If there is a sport that should not be smirking at the Ray Rice based foibles of the NFL and its commissioner, Roger Goodell, it’s horse racing.
The sport has stubbed its public relations toes more than once on issues such as claims of animal cruelty, use of legal and illegal drugs and transparency throughout the game, to name a few.
But, unlike the NFL, we have built-in excuses.
First, the NFL is one league. Has one voice, its commissioner. Should have an honest, well-considered plan in facing its problems head on.
However, what the NFL and Goodell have offered the public in dealing with the Rice case is hard to believe. For example, anyone who understands the modern day casino knows that its surveillance systems are second to none. Security cameras everywhere.
The NFL knew there was video of Rice and his then fiancee in the Revel casino elevator. To claim they made one feeble attempt to obtain it — and failed — does not pass the smell test.
Now they’ve hired attorney Robert Mueller, former head of the FBI, as an independent investigator to examine how the NFL handled the Rice case. On surface it seems noble, until you look deeper.
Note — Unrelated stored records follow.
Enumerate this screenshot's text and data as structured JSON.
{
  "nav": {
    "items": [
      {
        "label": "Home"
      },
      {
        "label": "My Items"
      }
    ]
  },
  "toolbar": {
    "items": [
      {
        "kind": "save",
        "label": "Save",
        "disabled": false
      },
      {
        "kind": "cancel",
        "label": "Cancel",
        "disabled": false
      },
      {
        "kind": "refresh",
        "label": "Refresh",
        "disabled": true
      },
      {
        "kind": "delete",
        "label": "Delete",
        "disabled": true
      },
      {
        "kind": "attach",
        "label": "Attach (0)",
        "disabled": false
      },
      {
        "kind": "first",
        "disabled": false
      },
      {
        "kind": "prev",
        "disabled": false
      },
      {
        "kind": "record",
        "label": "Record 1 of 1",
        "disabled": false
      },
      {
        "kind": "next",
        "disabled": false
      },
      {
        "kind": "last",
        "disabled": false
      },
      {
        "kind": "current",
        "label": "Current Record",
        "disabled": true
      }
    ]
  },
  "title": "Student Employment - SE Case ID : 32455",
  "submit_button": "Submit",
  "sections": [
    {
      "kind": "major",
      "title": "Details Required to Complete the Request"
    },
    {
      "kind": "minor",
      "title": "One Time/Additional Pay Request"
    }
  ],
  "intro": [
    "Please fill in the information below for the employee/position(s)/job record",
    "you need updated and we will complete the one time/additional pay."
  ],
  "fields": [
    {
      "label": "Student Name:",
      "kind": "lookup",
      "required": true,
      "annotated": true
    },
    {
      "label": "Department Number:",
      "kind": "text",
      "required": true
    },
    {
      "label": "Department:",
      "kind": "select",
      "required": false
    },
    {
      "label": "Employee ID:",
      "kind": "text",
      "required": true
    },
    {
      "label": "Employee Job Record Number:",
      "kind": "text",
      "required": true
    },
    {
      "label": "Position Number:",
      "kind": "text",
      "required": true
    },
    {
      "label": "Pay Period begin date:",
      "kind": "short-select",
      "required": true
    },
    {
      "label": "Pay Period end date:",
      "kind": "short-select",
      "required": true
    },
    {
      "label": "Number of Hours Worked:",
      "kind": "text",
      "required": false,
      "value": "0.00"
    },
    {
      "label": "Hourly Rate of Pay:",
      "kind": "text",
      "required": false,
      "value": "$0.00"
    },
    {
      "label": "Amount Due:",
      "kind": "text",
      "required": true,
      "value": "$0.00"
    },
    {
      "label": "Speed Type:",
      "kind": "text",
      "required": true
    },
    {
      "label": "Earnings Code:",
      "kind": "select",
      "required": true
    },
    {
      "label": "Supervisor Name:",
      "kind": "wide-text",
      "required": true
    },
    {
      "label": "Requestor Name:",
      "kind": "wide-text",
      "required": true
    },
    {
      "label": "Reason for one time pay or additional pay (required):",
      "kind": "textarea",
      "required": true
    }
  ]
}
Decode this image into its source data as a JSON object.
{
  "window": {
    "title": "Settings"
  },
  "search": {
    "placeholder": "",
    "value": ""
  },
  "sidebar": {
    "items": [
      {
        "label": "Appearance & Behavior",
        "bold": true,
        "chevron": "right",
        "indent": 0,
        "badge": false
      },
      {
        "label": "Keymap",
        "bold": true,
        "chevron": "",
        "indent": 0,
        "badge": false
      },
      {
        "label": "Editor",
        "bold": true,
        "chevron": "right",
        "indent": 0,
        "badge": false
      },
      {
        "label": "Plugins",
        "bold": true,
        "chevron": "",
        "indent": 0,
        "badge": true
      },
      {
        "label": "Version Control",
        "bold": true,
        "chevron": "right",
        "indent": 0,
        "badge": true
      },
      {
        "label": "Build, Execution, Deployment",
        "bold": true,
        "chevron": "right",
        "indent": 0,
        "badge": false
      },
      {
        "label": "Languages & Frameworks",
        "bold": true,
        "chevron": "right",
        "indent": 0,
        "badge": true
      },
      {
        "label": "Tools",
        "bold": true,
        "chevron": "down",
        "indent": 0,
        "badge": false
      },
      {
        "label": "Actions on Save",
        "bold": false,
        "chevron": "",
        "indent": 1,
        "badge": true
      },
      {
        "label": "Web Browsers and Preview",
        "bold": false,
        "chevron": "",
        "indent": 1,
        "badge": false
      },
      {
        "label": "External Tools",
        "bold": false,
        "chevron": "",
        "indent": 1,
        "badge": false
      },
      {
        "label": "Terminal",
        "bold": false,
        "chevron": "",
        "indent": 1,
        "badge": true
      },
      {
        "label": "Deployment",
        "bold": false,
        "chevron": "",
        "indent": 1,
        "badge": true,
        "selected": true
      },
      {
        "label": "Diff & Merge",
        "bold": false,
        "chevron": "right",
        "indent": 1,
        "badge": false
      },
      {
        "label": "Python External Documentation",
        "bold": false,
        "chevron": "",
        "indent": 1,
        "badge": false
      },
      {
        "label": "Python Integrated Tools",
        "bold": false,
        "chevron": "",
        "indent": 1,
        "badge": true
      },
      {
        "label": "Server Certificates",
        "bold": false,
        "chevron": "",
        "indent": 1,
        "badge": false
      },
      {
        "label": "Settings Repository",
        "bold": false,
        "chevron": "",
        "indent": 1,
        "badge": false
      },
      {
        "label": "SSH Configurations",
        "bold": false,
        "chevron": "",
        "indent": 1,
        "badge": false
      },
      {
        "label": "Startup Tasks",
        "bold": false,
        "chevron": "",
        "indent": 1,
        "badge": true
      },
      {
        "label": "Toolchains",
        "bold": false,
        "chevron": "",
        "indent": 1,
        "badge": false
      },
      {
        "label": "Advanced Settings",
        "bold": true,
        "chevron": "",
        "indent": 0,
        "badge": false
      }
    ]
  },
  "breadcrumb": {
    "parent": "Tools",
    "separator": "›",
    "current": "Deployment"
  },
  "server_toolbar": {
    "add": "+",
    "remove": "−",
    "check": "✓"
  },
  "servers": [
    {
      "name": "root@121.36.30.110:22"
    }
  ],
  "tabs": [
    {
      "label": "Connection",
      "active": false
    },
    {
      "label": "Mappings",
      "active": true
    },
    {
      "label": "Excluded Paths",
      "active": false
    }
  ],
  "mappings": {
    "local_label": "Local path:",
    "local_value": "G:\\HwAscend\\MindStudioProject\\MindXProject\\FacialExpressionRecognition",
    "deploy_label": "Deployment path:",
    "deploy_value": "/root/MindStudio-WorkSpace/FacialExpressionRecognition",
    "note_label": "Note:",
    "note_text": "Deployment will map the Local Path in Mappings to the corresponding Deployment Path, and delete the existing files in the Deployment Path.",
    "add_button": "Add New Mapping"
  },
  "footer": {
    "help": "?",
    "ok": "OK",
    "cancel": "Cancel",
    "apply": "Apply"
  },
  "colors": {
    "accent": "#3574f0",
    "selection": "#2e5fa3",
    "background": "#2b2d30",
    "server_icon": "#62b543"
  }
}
Mueller is a partner of WilmerHale law firm, which has the NFL as a client. Many former employees of WilmerHale work either for the league or for NFL teams. This is a serious potential conflict of interest.
It’s the reason horse racing stewards are not allowed to bet. They are the judge and jury at the track.
Horse racing does not have a league or a single voice. There is no commissioner with the power to dictate policy.
A league concept probably will not happen in horse racing. Not only would organizations need to relinquish power, but each state also would have to abdicate its control to a central governing body.
An alphabet soup full of organizations all are speaking on the sport’s problem topics but coming from different agendas. I believe they are well intentioned. But uniformity may never occur, because in the end each organization has differing goals.
The only way I see to get the sport under the umbrella of a single governing body would be the intervention of the federal government. And I’m sure as soon as this is read, many of you will be spitting up coffee over that idea.
When the federal government gets involved, that’s when ordering toilet seats start costing $200 each.
Instead, horse racing requires consensus building in which everyone has a seat at the table, including us horseplayers who foot most of the bills.
MONMOUTH PARK SPORTS BETTING — Monmouth Park announced it is delaying the start of sports betting for 45 days, at least. William Hill would be the company to implement the project should the track proceed.
I’ve come to the conclusion that pursuing sports betting, rather than casino betting, is an idea whose time has come. It seems that building new casinos are not foolproof. They are costly, cannibalize existing casinos, and the revenue stream to horse racing always is in jeopardy.
I believe the pro leagues resistance can be tamed if they received a share of the profits.
STATION CASINOS TWIN Q — Every Saturday in September, all participating Station Casinos race books will offer a $10,000 Twin Quinella. That is double the normal prize pool.
Richard Eng’s horse racing column is published Friday in the Las Vegas Review-Journal. He can be reached at email@example.com. Follow him on Twitter: @richeng4propick.